⟨

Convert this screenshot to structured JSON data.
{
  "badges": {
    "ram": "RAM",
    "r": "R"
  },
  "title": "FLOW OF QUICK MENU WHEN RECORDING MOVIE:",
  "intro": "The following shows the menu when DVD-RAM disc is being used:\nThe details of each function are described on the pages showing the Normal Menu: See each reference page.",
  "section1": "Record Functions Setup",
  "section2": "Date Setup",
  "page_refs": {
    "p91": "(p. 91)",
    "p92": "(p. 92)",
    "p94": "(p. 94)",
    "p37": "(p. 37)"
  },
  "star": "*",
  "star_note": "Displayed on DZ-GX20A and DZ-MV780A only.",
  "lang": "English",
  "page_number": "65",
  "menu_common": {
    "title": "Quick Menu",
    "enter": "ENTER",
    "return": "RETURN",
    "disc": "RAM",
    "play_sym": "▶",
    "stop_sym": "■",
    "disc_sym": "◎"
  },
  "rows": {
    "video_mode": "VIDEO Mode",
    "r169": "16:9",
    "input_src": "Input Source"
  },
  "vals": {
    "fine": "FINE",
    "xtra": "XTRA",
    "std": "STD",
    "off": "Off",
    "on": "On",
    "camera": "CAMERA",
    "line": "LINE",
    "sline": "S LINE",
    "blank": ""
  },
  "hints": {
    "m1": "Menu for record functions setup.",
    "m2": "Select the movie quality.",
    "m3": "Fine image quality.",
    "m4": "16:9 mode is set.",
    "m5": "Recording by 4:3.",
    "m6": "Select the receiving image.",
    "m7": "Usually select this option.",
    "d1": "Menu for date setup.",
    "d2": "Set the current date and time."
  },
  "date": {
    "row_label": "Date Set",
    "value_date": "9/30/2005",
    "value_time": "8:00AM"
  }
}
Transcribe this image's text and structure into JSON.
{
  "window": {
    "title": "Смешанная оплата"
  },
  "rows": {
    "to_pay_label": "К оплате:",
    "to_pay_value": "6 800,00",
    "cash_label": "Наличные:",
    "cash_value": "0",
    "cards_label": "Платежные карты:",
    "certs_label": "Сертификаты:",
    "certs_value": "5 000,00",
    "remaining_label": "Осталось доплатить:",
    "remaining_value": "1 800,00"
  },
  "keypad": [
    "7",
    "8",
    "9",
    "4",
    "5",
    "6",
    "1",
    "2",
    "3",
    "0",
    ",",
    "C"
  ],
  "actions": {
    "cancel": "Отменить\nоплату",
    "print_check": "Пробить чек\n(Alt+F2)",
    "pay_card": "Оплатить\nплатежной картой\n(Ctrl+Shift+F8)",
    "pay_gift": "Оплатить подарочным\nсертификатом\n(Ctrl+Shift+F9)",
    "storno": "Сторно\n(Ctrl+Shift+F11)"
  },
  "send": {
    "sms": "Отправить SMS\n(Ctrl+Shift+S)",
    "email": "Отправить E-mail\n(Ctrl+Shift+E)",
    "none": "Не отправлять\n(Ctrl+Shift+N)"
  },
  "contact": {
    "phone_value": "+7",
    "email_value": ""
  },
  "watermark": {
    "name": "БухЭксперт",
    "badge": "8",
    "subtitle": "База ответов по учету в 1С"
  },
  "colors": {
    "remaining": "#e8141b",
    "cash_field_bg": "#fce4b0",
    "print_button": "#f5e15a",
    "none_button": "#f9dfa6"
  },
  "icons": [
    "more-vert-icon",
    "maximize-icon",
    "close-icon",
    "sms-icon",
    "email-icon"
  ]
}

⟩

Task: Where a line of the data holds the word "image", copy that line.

Completed exercise:
    "m3": "Fine image quality.",
    "m6": "Select the receiving image.",
Transcribe this image's text and structure into JSON.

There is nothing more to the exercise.